The new system fulfills only the third of these, only for your first weapon, and in my opinion much too slowly. It is now practically impossible to unlock even your second weapon skill during the tutorial area, yet the second and third skills are vital to give the player a sense of agency in battle. Instead of an epic and engaging fight, the tutorial boss now becomes a simple auto-attack battle, which cripples the experience of those vital first few minutes.

My recommendation would be to use the old system to unlock weapon skills, at least for the first three, fast enough that the first three unlock before the tutorial boss.

Not only that, but the ‘downed’ state seems to me far too important to leave out in the first few levels. The 2nd and 3rd downed skills are important, but can perhaps be delayed a few levels to make the whole experience less overwhelming. The only way for players to learn this is to experience it, so stopping them from doing so won’t help anyone. I also think not allowing the player to die in the tutorial is a bad idea – it cheapens the experience if the player notices they have that safety net.

Finally, not giving the player a starter underwater weapon just seems silly. I don’t see why you should remove it when it starts with learning one simple skill just like everything else. It makes the lower levels that bit less varied, and leaves low-leveled characters defenseless should they meet a hostile creature underwater, unless they are savvy enough to purchase an underwater weapon themselves.

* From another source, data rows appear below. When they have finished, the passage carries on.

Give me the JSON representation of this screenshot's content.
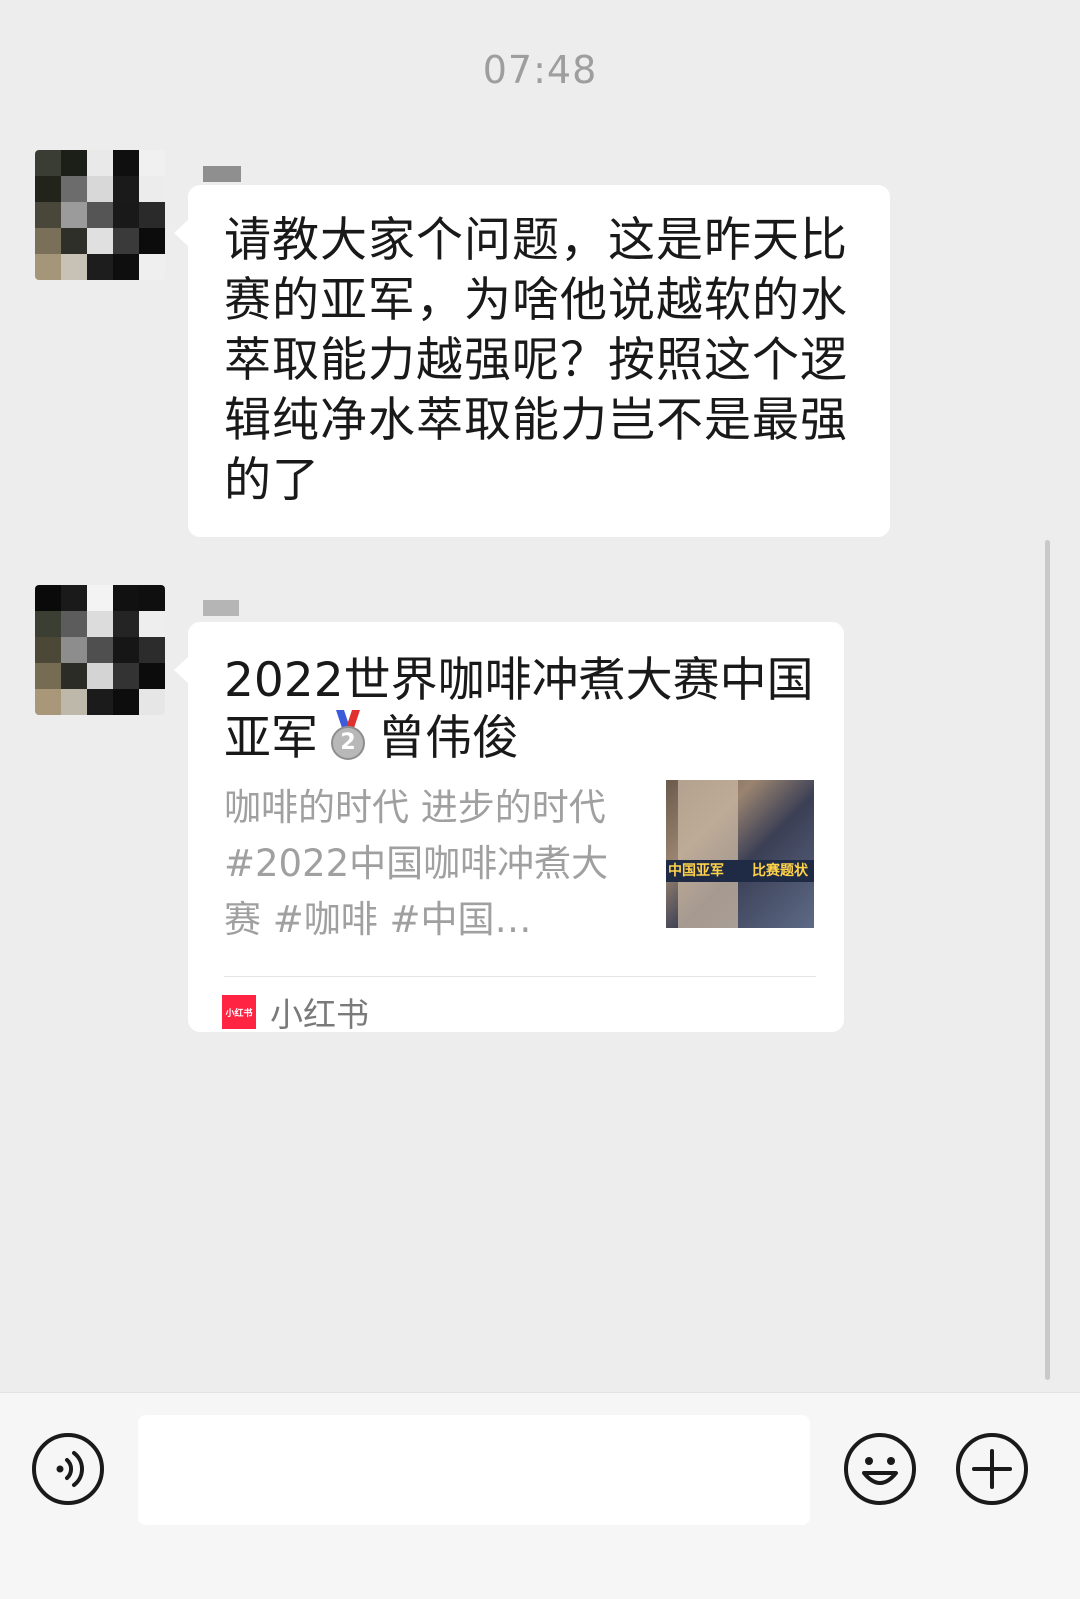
{
  "time": "07:48",
  "message1": {
    "text": "请教大家个问题，这是昨天比赛的亚军，为啥他说越软的水萃取能力越强呢？按照这个逻辑纯净水萃取能力岂不是最强的了"
  },
  "message2": {
    "card_title_a": "2022世界咖啡冲煮大赛中国亚军",
    "card_title_b": "曾伟俊",
    "medal_number": "2",
    "description": "咖啡的时代 进步的时代 #2022中国咖啡冲煮大赛 #咖啡 #中国…",
    "thumbnail_text_left": "中国亚军",
    "thumbnail_text_right": "比赛题状",
    "source_logo_text": "小红书",
    "source_name": "小红书"
  },
  "icons": {
    "voice": "voice-icon",
    "emoji": "emoji-icon",
    "plus": "plus-icon",
    "medal": "silver-medal-icon"
  },
  "colors": {
    "background": "#ededed",
    "bubble": "#ffffff",
    "xiaohongshu_red": "#ff2442"
  }
}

All in all, while spreading out the learning curve is all well and good, you should make sure you aren’t taking all the engagement out of the lower levels and hiding the ways your game stands out by doing so. Remember that these levels are where you are making your first impression. The tutorial is short, but there is plenty of room for spaced-out tooltips to explain these most vital features.

Personal Story Changes: I can completely get behind the idea to shorten the gaps between story instances in the same chapter. In my opinion the personal story works a lot better without so many fits and starts. However, I feel this change is too heavy-handed, and removes any aspect of choice the player has. I think it should be possible to go into your next story instance while slightly under-leveled if you really want to – I have recently started playing through the game with three friends, and we make such easy work of the story instances that we have often gone in early to make it a challenge.

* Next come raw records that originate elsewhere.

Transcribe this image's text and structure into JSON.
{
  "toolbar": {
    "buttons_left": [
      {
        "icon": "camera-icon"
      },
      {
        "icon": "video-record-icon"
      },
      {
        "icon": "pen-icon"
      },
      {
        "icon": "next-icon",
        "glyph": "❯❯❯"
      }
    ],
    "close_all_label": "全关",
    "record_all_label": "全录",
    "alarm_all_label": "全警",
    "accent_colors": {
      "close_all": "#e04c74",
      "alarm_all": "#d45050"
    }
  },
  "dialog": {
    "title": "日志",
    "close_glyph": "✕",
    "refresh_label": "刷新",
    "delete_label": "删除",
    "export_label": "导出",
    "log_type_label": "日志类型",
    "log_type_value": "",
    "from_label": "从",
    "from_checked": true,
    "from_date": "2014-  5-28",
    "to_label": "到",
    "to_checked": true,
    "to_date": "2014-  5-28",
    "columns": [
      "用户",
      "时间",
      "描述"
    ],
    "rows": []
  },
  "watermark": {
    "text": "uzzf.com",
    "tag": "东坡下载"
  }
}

Perhaps a better approach would be to “bunch up” the recommended levels of instances so that you have one-level increments within a chapter, and perhaps a five-level gap between them. This makes the story run more smoothly while still leaving the ultimate choice of when to attempt it to the player. It would also pull forward the starting level requirements for each chapter, and thus get rid of that unfortunate ten-level gap before the start of the Personal Story.

And why oh why did you switch chapters 7 and 8? This creates all sorts of inconsistencies in the continuity – now you ‘meet’ Sayeh after already having fought beside her several times, you defeat the Sovereign Eye of Zhaitan before the original encounters with the Eye and Mouth, and you airdrop into the heart of Orr long before securing the area on foot, not to mention ending up wandering the Cursed Shore at level 70.

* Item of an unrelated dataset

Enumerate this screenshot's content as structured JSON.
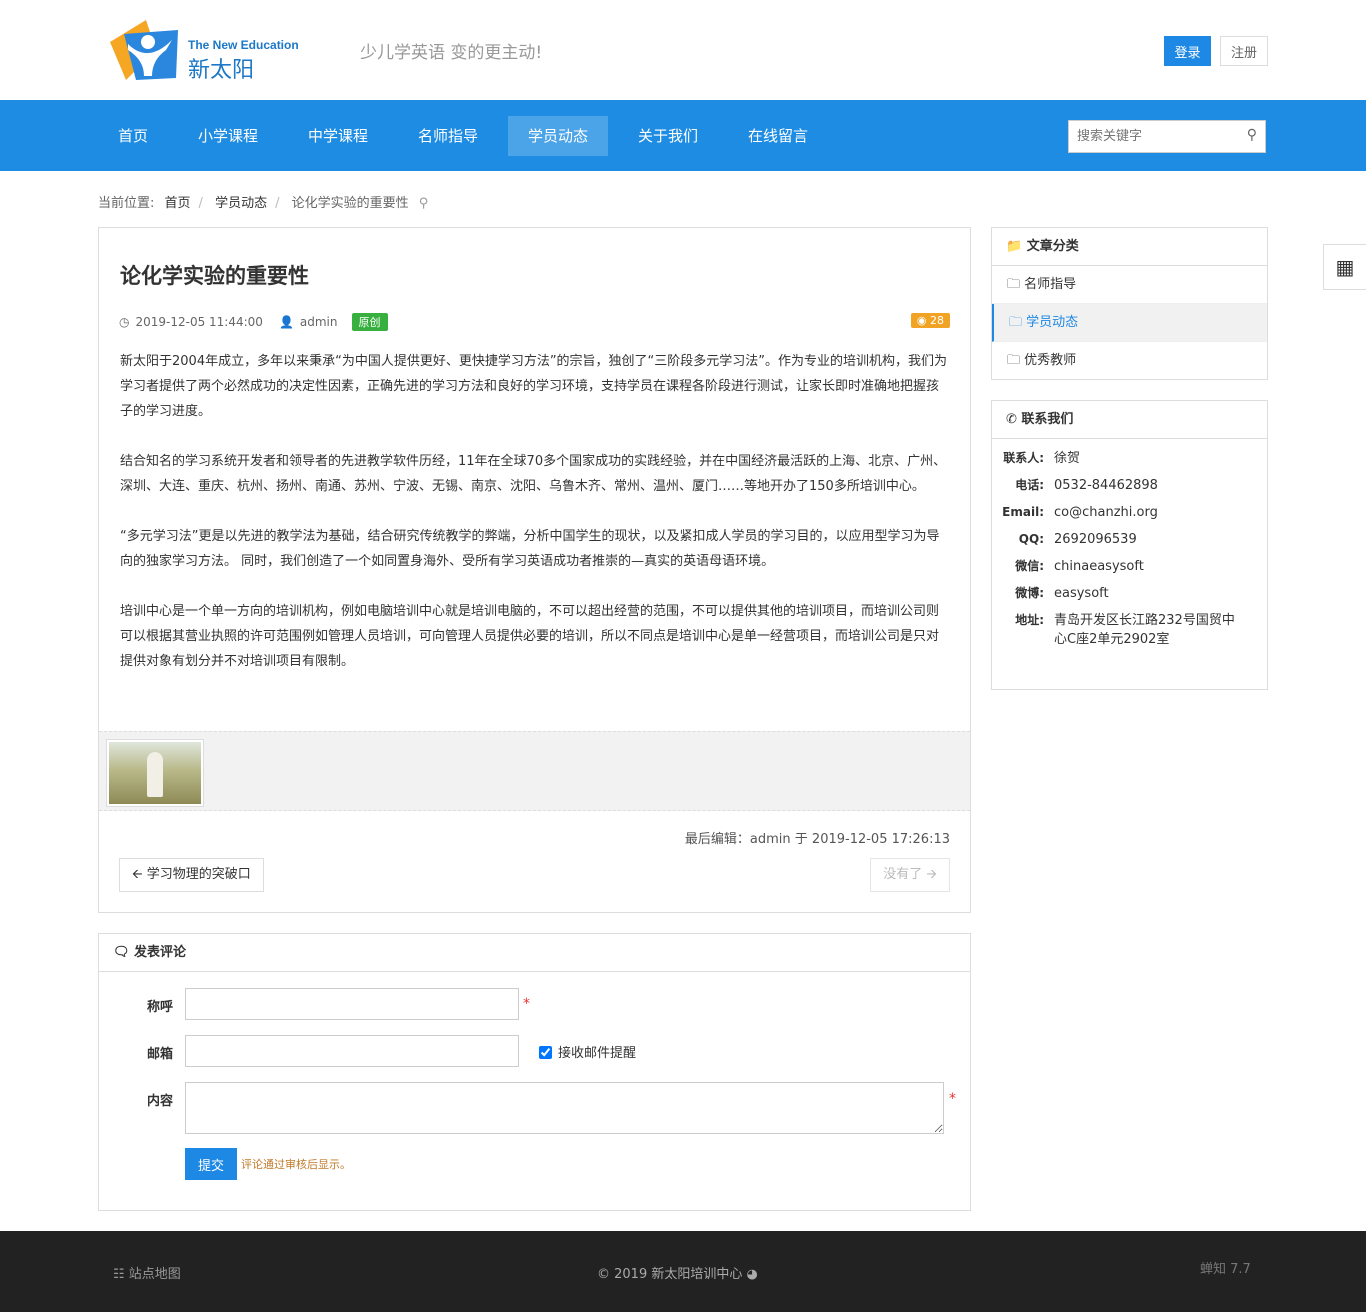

I really think the only remedy for these consistency problems is to switch them back. Changing the order of Personal Story events now would require serious rewriting, and just isn’t worth it when the story isn’t actually in any way ‘broken’ to begin with.

In summary, this is by and large a very good feature pack, with some technical hiccups particularly with miniatures, but the level-based skill locking replaces a perfectly good system with something worse and ruins the tutorial area, and the Personal Story changes remove too much player choice and create sweeping continuity problems.